▶ **Exercise goal**:
Your answer should consist of each line below that includes the word "amount".

━━━ Source information

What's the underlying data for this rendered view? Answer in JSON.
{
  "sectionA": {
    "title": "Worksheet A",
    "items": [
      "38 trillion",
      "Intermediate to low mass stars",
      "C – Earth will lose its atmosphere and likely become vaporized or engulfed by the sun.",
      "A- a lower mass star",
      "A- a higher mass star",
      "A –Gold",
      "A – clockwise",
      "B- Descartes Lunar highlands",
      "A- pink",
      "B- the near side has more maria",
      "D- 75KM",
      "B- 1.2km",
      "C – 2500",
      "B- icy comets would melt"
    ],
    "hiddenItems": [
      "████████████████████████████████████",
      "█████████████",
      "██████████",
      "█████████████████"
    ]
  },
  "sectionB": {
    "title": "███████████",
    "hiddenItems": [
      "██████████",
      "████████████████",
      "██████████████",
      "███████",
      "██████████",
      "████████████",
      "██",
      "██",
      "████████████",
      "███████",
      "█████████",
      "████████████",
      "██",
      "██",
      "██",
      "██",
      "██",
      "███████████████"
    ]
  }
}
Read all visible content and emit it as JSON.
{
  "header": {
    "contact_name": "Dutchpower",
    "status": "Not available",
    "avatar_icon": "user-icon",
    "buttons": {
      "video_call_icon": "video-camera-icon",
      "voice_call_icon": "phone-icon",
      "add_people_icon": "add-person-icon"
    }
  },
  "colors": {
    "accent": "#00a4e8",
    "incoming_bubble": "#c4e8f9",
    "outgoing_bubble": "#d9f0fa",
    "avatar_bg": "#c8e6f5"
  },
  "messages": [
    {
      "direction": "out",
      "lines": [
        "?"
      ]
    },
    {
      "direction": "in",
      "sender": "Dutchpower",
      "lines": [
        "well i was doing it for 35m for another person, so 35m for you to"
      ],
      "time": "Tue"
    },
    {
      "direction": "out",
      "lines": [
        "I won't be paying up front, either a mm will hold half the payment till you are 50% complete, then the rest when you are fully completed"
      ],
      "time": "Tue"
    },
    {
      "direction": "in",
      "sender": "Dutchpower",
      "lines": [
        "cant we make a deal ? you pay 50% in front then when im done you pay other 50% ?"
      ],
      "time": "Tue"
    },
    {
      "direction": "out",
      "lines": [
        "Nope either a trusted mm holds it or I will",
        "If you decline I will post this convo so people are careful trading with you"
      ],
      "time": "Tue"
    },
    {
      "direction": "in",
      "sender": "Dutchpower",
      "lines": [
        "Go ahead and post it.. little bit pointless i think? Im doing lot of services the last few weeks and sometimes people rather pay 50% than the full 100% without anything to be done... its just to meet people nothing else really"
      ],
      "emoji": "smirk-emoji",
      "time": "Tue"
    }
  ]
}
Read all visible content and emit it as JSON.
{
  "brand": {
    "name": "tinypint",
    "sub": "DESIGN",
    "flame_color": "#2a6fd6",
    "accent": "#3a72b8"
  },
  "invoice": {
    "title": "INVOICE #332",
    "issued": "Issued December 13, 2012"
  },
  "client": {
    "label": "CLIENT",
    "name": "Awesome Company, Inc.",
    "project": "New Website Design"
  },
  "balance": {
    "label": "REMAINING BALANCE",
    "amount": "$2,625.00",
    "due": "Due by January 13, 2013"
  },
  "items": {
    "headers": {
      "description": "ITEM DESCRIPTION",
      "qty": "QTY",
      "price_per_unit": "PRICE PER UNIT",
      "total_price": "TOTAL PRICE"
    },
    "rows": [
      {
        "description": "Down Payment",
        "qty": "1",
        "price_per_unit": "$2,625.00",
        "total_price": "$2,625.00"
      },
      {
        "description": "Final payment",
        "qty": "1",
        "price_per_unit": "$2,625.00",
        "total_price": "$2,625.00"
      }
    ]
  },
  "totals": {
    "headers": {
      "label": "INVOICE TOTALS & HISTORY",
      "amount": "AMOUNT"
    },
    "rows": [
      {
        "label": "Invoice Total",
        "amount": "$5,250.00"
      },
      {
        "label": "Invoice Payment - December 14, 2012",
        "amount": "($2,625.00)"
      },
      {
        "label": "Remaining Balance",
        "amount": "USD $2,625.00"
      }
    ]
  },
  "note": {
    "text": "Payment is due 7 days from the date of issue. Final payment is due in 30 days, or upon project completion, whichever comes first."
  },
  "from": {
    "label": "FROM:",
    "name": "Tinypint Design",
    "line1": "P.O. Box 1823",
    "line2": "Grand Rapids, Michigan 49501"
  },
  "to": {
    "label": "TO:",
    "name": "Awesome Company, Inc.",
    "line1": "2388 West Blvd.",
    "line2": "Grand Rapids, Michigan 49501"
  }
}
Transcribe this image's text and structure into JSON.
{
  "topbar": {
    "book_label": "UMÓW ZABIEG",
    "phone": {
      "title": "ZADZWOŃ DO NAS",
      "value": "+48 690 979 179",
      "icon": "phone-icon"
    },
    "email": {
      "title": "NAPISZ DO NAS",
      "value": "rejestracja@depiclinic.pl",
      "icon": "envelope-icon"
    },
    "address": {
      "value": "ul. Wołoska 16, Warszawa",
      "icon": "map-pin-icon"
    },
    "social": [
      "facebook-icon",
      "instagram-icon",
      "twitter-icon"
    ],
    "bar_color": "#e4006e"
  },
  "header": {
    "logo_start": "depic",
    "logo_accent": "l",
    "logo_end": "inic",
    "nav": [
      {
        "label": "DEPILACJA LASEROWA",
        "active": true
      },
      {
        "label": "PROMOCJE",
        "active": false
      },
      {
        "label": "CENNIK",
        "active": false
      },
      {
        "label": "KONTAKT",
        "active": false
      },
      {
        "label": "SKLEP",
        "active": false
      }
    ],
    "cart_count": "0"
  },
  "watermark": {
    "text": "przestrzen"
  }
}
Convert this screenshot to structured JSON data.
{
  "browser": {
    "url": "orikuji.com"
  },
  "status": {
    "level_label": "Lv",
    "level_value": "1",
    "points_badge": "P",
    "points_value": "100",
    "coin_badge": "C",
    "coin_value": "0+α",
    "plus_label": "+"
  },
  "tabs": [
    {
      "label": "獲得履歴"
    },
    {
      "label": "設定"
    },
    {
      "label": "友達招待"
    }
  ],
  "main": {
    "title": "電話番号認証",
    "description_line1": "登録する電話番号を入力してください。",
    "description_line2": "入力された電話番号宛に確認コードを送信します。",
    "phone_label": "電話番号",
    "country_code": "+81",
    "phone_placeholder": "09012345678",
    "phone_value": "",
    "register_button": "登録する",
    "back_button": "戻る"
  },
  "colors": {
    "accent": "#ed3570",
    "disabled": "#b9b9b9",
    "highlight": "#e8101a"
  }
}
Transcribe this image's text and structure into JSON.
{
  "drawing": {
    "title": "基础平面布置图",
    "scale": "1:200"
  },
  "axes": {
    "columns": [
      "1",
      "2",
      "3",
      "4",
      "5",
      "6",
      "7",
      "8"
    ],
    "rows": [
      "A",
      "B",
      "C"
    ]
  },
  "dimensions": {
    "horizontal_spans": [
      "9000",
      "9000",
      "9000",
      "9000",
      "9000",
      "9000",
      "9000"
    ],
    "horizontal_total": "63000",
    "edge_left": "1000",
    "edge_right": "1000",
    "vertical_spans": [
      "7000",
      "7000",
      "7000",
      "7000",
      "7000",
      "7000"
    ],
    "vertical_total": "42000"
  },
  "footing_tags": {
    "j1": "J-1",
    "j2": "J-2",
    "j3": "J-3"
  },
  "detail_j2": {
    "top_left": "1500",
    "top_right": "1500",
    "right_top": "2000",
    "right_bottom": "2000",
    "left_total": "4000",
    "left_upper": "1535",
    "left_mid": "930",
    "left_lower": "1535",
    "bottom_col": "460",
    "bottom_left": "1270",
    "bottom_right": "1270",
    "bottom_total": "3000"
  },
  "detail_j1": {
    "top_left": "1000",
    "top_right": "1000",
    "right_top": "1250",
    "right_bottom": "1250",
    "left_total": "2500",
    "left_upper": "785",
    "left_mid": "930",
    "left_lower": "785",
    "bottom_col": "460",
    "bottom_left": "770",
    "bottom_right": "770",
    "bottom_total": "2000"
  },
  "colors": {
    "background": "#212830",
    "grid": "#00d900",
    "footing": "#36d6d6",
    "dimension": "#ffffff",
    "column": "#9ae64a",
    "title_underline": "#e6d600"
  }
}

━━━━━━

▶ **Written response**:
    "amount": "$2,625.00",
      "amount": "AMOUNT"
        "amount": "$5,250.00"
        "amount": "($2,625.00)"
        "amount": "USD $2,625.00"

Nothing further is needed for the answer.